Harty: Kirk Ferentz in position to do something extremely rare
IOWA CITY, Iowa – Isn’t this fun?
Five in a row, and doing so in spectacular fashion, from scoring 62 points against a vastly overmatched North Texas squad and then needing just 10 points against Wisconsin this past Saturday in Madison, Wis.
The 2015 Iowa football team has made the fall fun again by starting 5-0, by winning two trophy games and by playing what fans perceive as a more exciting and aggressive brand of football.
The nation has started to take notice with Iowa cracking the top-25 polls for the first time since 2010.
Junior cornerback and return specialist Desmond King is having the kind of season that makes legends, while the Iowa defense is showing with each performance that the 2015 TaxSlayer Bowl debacle was an out-of-body experience in a negative sense.
It was a temporary lapse in everything that Iowa stands for as a program under veteran coach Kirk Ferentz, along with the second-half meltdown against Nebraska in the 2014 regular-season finale.
But it also was fuel for this season, the driving force behind what is now turning into Ferentz’s third or fourth rebuilding project based on whether you give him credit for the temporary 8-5 bounce back in 2013 after finishing 4-8 the previous season.
“It’s something that we’ve just been putting in since January of just this concept of not giving up and doing the little things and always fighting and always finishing,” senior running Jordan Canzeri said Saturday after rushing for 125 yards during the 10-6 victory at Wisconsin. “Just the fact that we were able to do that and our defense stood their ground and did an awesome job, it shows up in the locker room when we’re all celebrating.
“It’s just like all that work is paying off. But we all still have that focus and mentality that we’re not done. We’re hungry. We want more and more.”
That statement should inspire hope because it suggests that there will be no letting up on the gas. Of course, it’s only words. But so far, the 2015 Hawkeyes have backed up everything they’ve said.
This is so rare what we’re seeing now, a veteran coach staying in one place long enough to lead multiple rebuilding projects.
The only other coach from a power five school who is in a similar situation as Ferentz is Virginia Tech’s Frank Beamer, although, his circumstances are more extreme. Beamer has held his position since 1987, leading the Hokies to 13 double-digit win seasons and to runner-up for the 1999 national championship.
His program has been more elite than Iowa’s program under Ferentz. But that makes the fall more stunning.
Virginia Tech lost to Pittsburgh 17-13 this past Saturday at home, causing Beamer to say in his postgame briefing that changes were coming in response to being 2-3.
“We’re not staying where we are right now,” Beamer said. “Where we are right now, it’s not good enough.”
That’s where Iowa stood back in January after being demolished by Tennessee 45-28 in the TaxSlayer Bowl.

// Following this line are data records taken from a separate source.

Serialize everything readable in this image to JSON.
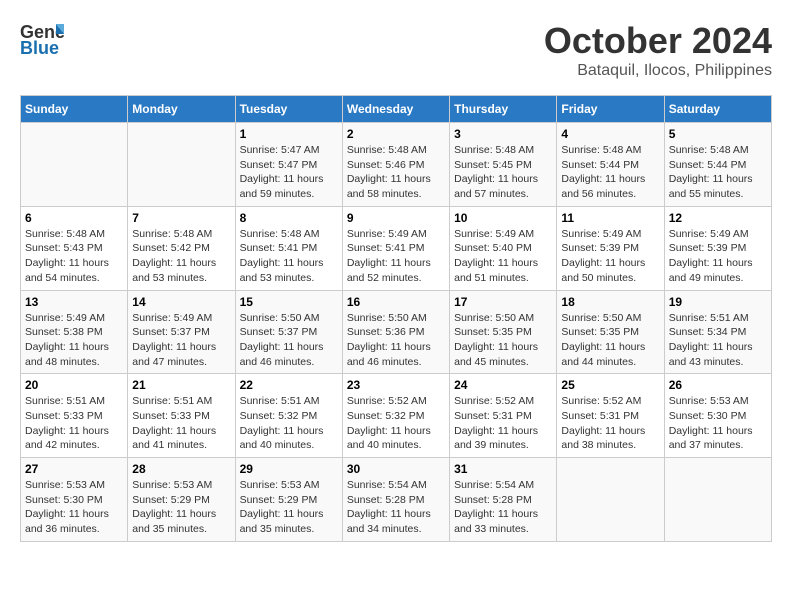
{
  "header": {
    "logo_general": "General",
    "logo_blue": "Blue",
    "month": "October 2024",
    "location": "Bataquil, Ilocos, Philippines"
  },
  "weekdays": [
    "Sunday",
    "Monday",
    "Tuesday",
    "Wednesday",
    "Thursday",
    "Friday",
    "Saturday"
  ],
  "weeks": [
    [
      {
        "day": "",
        "info": ""
      },
      {
        "day": "",
        "info": ""
      },
      {
        "day": "1",
        "info": "Sunrise: 5:47 AM\nSunset: 5:47 PM\nDaylight: 11 hours and 59 minutes."
      },
      {
        "day": "2",
        "info": "Sunrise: 5:48 AM\nSunset: 5:46 PM\nDaylight: 11 hours and 58 minutes."
      },
      {
        "day": "3",
        "info": "Sunrise: 5:48 AM\nSunset: 5:45 PM\nDaylight: 11 hours and 57 minutes."
      },
      {
        "day": "4",
        "info": "Sunrise: 5:48 AM\nSunset: 5:44 PM\nDaylight: 11 hours and 56 minutes."
      },
      {
        "day": "5",
        "info": "Sunrise: 5:48 AM\nSunset: 5:44 PM\nDaylight: 11 hours and 55 minutes."
      }
    ],
    [
      {
        "day": "6",
        "info": "Sunrise: 5:48 AM\nSunset: 5:43 PM\nDaylight: 11 hours and 54 minutes."
      },
      {
        "day": "7",
        "info": "Sunrise: 5:48 AM\nSunset: 5:42 PM\nDaylight: 11 hours and 53 minutes."
      },
      {
        "day": "8",
        "info": "Sunrise: 5:48 AM\nSunset: 5:41 PM\nDaylight: 11 hours and 53 minutes."
      },
      {
        "day": "9",
        "info": "Sunrise: 5:49 AM\nSunset: 5:41 PM\nDaylight: 11 hours and 52 minutes."
      },
      {
        "day": "10",
        "info": "Sunrise: 5:49 AM\nSunset: 5:40 PM\nDaylight: 11 hours and 51 minutes."
      },
      {
        "day": "11",
        "info": "Sunrise: 5:49 AM\nSunset: 5:39 PM\nDaylight: 11 hours and 50 minutes."
      },
      {
        "day": "12",
        "info": "Sunrise: 5:49 AM\nSunset: 5:39 PM\nDaylight: 11 hours and 49 minutes."
      }
    ],
    [
      {
        "day": "13",
        "info": "Sunrise: 5:49 AM\nSunset: 5:38 PM\nDaylight: 11 hours and 48 minutes."
      },
      {
        "day": "14",
        "info": "Sunrise: 5:49 AM\nSunset: 5:37 PM\nDaylight: 11 hours and 47 minutes."
      },
      {
        "day": "15",
        "info": "Sunrise: 5:50 AM\nSunset: 5:37 PM\nDaylight: 11 hours and 46 minutes."
      },
      {
        "day": "16",
        "info": "Sunrise: 5:50 AM\nSunset: 5:36 PM\nDaylight: 11 hours and 46 minutes."
      },
      {
        "day": "17",
        "info": "Sunrise: 5:50 AM\nSunset: 5:35 PM\nDaylight: 11 hours and 45 minutes."
      },
      {
        "day": "18",
        "info": "Sunrise: 5:50 AM\nSunset: 5:35 PM\nDaylight: 11 hours and 44 minutes."
      },
      {
        "day": "19",
        "info": "Sunrise: 5:51 AM\nSunset: 5:34 PM\nDaylight: 11 hours and 43 minutes."
      }
    ],
    [
      {
        "day": "20",
        "info": "Sunrise: 5:51 AM\nSunset: 5:33 PM\nDaylight: 11 hours and 42 minutes."
      },
      {
        "day": "21",
        "info": "Sunrise: 5:51 AM\nSunset: 5:33 PM\nDaylight: 11 hours and 41 minutes."
      },
      {
        "day": "22",
        "info": "Sunrise: 5:51 AM\nSunset: 5:32 PM\nDaylight: 11 hours and 40 minutes."
      },
      {
        "day": "23",
        "info": "Sunrise: 5:52 AM\nSunset: 5:32 PM\nDaylight: 11 hours and 40 minutes."
      },
      {
        "day": "24",
        "info": "Sunrise: 5:52 AM\nSunset: 5:31 PM\nDaylight: 11 hours and 39 minutes."
      },
      {
        "day": "25",
        "info": "Sunrise: 5:52 AM\nSunset: 5:31 PM\nDaylight: 11 hours and 38 minutes."
      },
      {
        "day": "26",
        "info": "Sunrise: 5:53 AM\nSunset: 5:30 PM\nDaylight: 11 hours and 37 minutes."
      }
    ],
    [
      {
        "day": "27",
        "info": "Sunrise: 5:53 AM\nSunset: 5:30 PM\nDaylight: 11 hours and 36 minutes."
      },
      {
        "day": "28",
        "info": "Sunrise: 5:53 AM\nSunset: 5:29 PM\nDaylight: 11 hours and 35 minutes."
      },
      {
        "day": "29",
        "info": "Sunrise: 5:53 AM\nSunset: 5:29 PM\nDaylight: 11 hours and 35 minutes."
      },
      {
        "day": "30",
        "info": "Sunrise: 5:54 AM\nSunset: 5:28 PM\nDaylight: 11 hours and 34 minutes."
      },
      {
        "day": "31",
        "info": "Sunrise: 5:54 AM\nSunset: 5:28 PM\nDaylight: 11 hours and 33 minutes."
      },
      {
        "day": "",
        "info": ""
      },
      {
        "day": "",
        "info": ""
      }
    ]
  ]
}
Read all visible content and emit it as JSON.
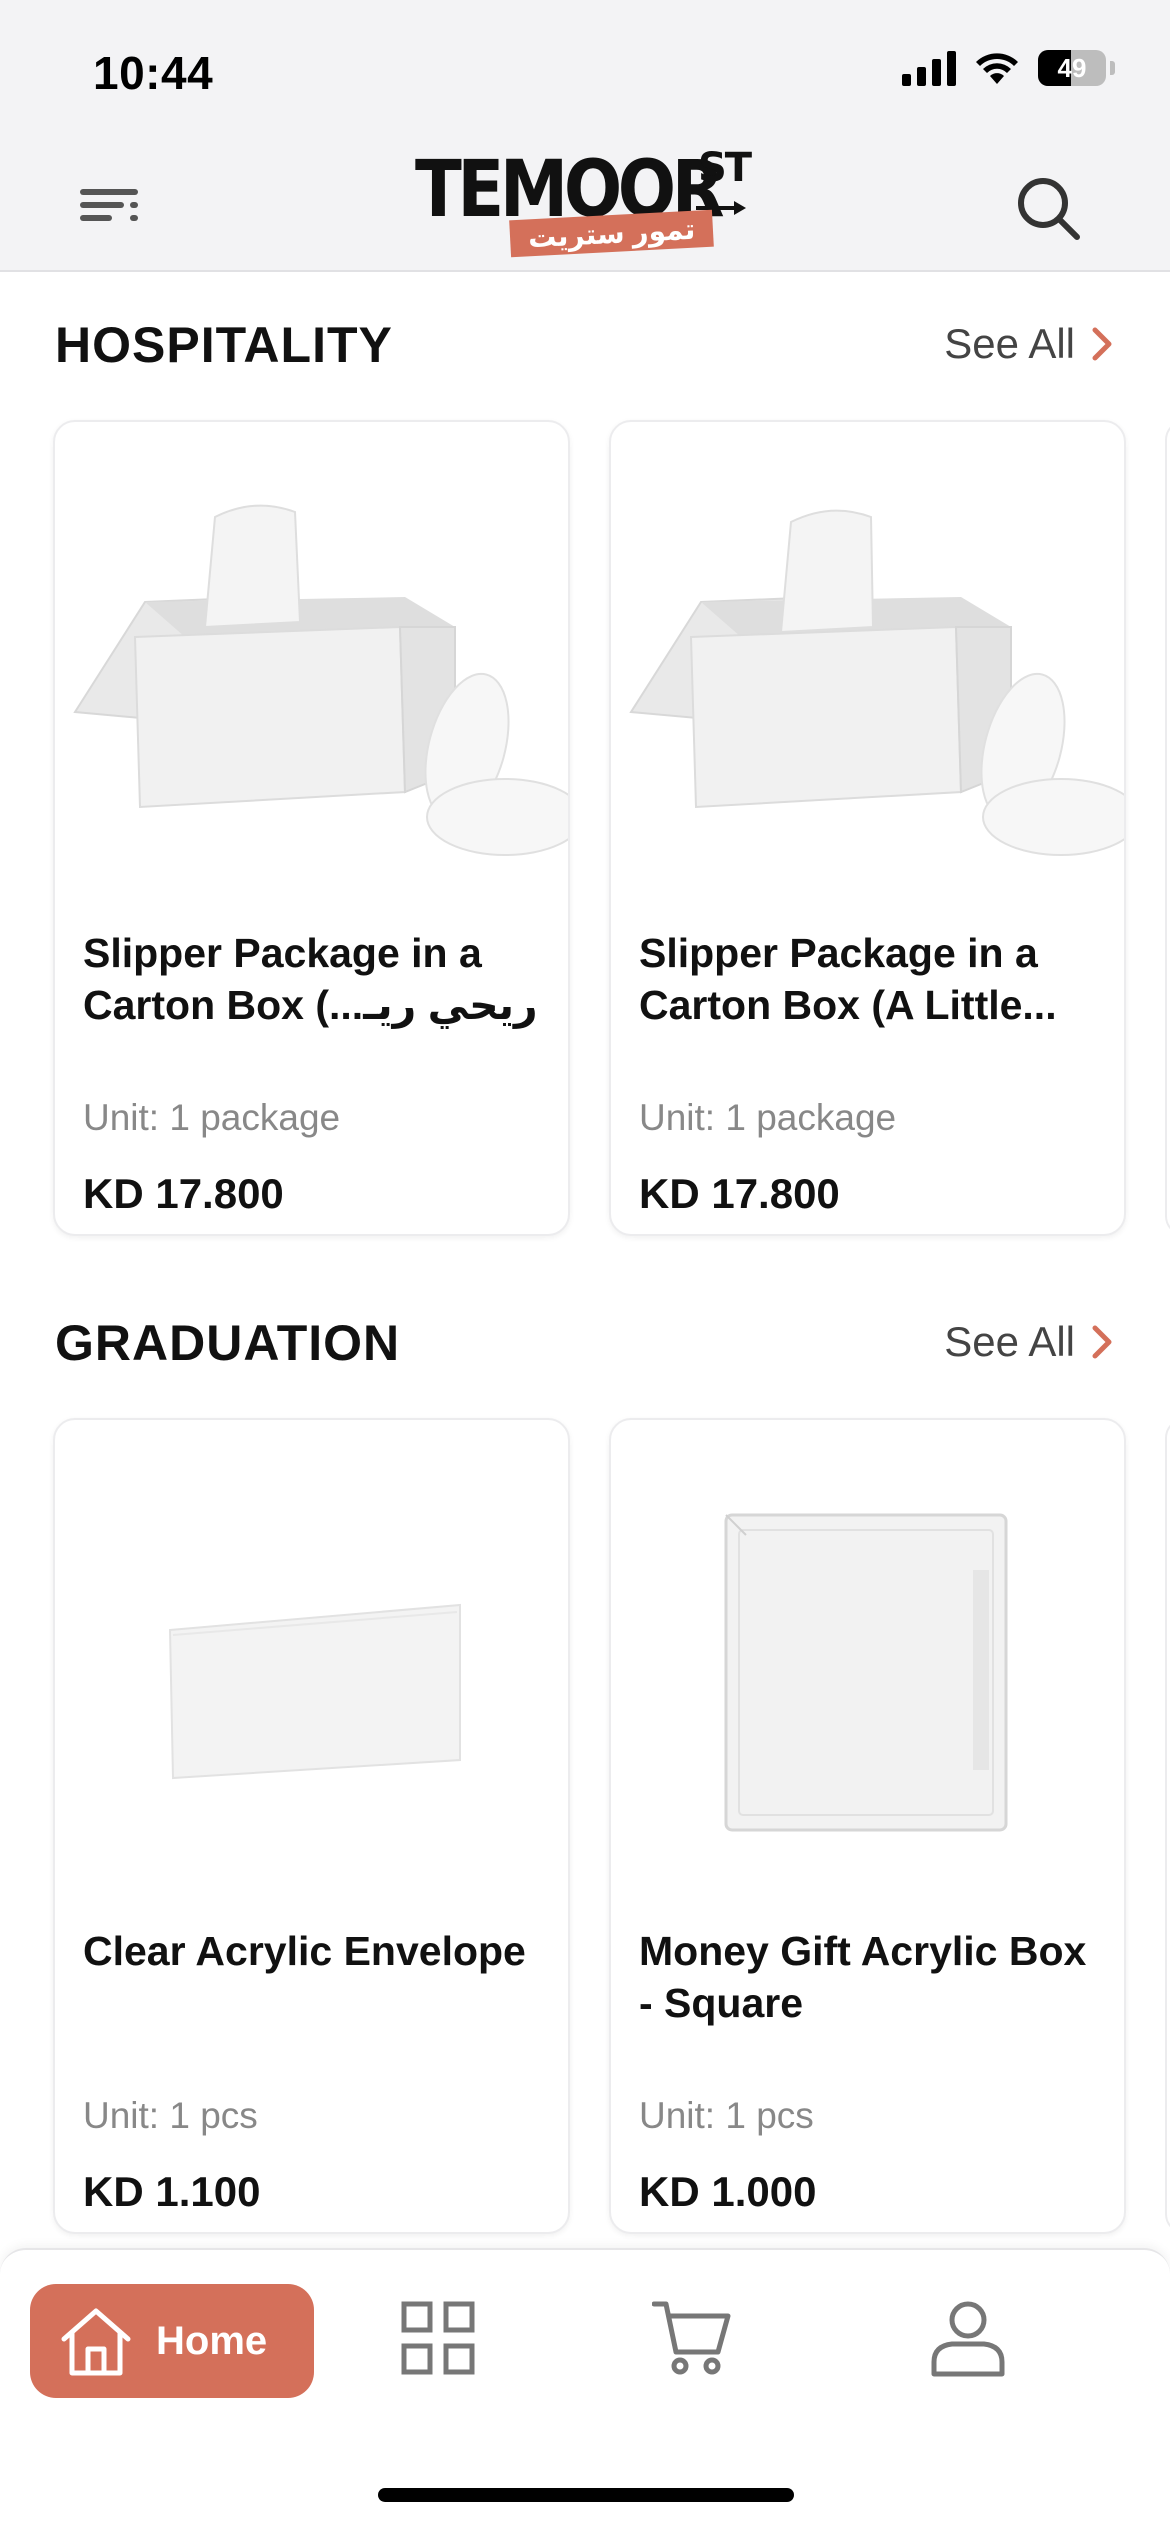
{
  "status_bar": {
    "time": "10:44",
    "battery": "49"
  },
  "header": {
    "logo_text": "TEMOOR",
    "logo_suffix": "ST",
    "logo_arabic": "تمور ستريت",
    "menu_icon": "menu-icon",
    "search_icon": "search-icon"
  },
  "colors": {
    "accent": "#d4705a",
    "text": "#111111",
    "muted": "#888888",
    "header_bg": "#f3f3f5"
  },
  "sections": [
    {
      "title": "HOSPITALITY",
      "see_all": "See All",
      "products": [
        {
          "name": "Slipper Package in a Carton Box (...ريحي ريـ",
          "unit": "Unit: 1 package",
          "price": "KD 17.800"
        },
        {
          "name": "Slipper Package in a Carton Box (A Little...",
          "unit": "Unit: 1 package",
          "price": "KD 17.800"
        }
      ]
    },
    {
      "title": "GRADUATION",
      "see_all": "See All",
      "products": [
        {
          "name": "Clear Acrylic Envelope",
          "unit": "Unit: 1 pcs",
          "price": "KD 1.100"
        },
        {
          "name": "Money Gift Acrylic Box - Square",
          "unit": "Unit: 1 pcs",
          "price": "KD 1.000"
        }
      ]
    }
  ],
  "tabbar": {
    "home_label": "Home",
    "icons": [
      "home-icon",
      "categories-icon",
      "cart-icon",
      "profile-icon"
    ]
  }
}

Oh, by the way, Tennessee fell to 2-3 on Saturday, losing 24-20 to Arkansas at home.
It just shows that the situation rarely is as good or as bad as it might seem. That has especially been the case under Ferentz.
I can’t tell you how many times I’ve heard or read that Ferentz was finished, that the game has passed him by and that he was too stubborn, too rigid and too secure to do anything about it.
It was premature to think that way, just like it’s premature to think that Iowa has arrived again.
I’d be willing to bet a farm if owned one that Ferentz will downplay everything when he meets with the media on Tuesday. His offense might not be as predictable as before, but Ferentz is when it comes to dealing with success, even New Kirk.
He will praise his players for being focused and determined and will show appreciation for being ranked again.
But the self-promotion won’t go much beyond that, nor should it.
All that will matter by Tuesday is preparing for a 4-1 Illinois team that just defeated Nebraska at home this past Saturday.
Iowa’s 2015 schedule is evolving on a weekly basis to where Illinois and Indiana might be considered bigger wins by the end of the season than Nebraska or Wisconsin.
That’s why you just have to let the season play out before reaching any conclusions, good or bad.
It was suggested heading into the Iowa-Wisconsin game that the winner would be in the driver’s seat for the Big Ten West Division title. Really?
How can a team be in the driver’s seat after playing just one of eight conference games? Iowa hasn’t even opened the car door yet.
That doesn’t diminish what Iowa has accomplished so far this season. Just don’t get carried away at this still early stage of the season.
The decision to switch quarterbacks from Jake Rudock to C.J. Beathard after last season now looks brilliant, considering Beathard is 6-0 as a starter.
In fairness, though, Iowa was 5-1 under Rudock midway through last season, including 2-0 in the conference. The West Division title was well within reach until the roof caved in at the end.
You’d like to think that the current team is too unified and driven to unravel down the stretch. That could be the case, but only time and Iowa’s performance will tell.
Perhaps one of the biggest reasons for optimism is the performance of the Iowa seniors, particularly offensive guard Jordan Walsh, who is quietly playing at a star level, along with senior center Austin Blythe and senior defensive ends Drew Ott and Nate Meier.
Leadership comes in different ways, but nothing sets a better example than seniors getting it done on the field.